Last year my brother and his wife came to my place to spend summer vacations with kids. I was free and I wanted to enjoy the company of my niece and nephew and engage them in some kid’s activities. But the kids just entering into their teens were busy with their smartphones. They were either busy chatting with their friends or with the play station. They were holed up in the guestroom and only emerged out when they were hungry or wanted to watch TV. Any attempts for conversation was one-sided and the replies were mostly yes/no. When I ask what are they chatting about, they would reply that they are checking out on their friends as to how they are spending their holidays.
Failed attempts to introduce kids activities:
Finally, to make the summer vacations with kids memorable I decided to take them out. They were not interested in any of the kid’s activities like visiting parks, museums or historical sites. But when I said mall, they jumped up at the idea. A visit to a mall bought excitement for the kids. They spent three hours choosing and trying out costumes. They also bought some video games and fashion accessories. In the process, my purse became lighter and I was completely exhausted. We came back home dead tired. My attempts to talk to them about healthy habits or about their interests only bought out blanks. Finally, I gave up and was almost relieved when I saw them off at the railway station.
Summer vacations when travel is banned:
Now in these days of coronavirus scare, parents have to think twice before planning anything with the kids. Travel to exotic destinations has become a big no. They have to think of ways to limit the digital time of their kids and engage them in learning some basic skills like cleaning their room, cooking, washing, reading, art, and craft, etc. Opportunities to explore the field of dance, dramatics, indoor/outdoor sports, etc. can be provided to our kids during the vacations, but it will all be online. The world of digitization has revolutionized everything. One never knows when one of the kid’s activities can become a passion for our child and he or she may make it a career.

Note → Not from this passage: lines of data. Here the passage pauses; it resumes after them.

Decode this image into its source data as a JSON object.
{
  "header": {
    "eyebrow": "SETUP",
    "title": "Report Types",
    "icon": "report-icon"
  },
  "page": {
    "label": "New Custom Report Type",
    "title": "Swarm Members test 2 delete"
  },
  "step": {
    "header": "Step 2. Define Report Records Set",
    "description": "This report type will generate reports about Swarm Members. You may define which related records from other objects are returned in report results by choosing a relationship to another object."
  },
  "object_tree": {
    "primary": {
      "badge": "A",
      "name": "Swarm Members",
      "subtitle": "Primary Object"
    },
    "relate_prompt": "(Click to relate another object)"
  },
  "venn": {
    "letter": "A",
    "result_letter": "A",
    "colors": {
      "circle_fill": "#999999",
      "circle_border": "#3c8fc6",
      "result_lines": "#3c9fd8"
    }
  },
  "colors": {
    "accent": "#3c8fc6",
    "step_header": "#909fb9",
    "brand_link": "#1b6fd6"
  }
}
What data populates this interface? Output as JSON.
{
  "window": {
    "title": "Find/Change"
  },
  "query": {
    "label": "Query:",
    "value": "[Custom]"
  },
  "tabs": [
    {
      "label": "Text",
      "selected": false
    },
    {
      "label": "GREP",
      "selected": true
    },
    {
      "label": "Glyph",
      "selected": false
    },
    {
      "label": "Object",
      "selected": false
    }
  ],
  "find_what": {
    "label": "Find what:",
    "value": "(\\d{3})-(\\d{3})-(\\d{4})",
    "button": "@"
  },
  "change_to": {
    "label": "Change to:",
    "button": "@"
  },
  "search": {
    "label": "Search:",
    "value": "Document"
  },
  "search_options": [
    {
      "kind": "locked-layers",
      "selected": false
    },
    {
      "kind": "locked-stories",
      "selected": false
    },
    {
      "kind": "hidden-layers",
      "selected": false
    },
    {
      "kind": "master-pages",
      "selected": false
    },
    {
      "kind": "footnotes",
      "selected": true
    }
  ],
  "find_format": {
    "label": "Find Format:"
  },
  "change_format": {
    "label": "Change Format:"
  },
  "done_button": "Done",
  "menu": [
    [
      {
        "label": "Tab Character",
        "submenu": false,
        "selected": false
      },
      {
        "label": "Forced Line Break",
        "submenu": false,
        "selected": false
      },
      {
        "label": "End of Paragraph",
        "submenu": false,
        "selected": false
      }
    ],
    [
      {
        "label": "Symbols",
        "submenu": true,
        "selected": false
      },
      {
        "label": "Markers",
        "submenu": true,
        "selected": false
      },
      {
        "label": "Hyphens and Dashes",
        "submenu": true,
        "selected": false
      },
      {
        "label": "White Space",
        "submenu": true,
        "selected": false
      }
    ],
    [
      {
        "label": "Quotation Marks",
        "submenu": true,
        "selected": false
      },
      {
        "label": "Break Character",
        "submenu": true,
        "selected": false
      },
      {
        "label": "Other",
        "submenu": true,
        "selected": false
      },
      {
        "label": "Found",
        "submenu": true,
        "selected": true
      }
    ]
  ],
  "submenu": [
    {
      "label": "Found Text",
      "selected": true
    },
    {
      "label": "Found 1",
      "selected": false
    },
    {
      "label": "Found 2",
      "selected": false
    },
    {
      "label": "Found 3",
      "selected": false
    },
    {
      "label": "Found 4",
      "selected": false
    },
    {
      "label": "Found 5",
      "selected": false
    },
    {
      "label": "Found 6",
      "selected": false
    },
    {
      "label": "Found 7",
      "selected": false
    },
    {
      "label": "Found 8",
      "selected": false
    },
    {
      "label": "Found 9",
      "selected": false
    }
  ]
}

Written by 58-year-old C Radhika who misses her childhood days and is pretty sure that the COVID-19 outbreak in a way has actually taken families back to old-is-gold days. She is hopeful that kids of today will relive her childhood days, those filled with simplicity and ‘real’ family time!
by C Radhika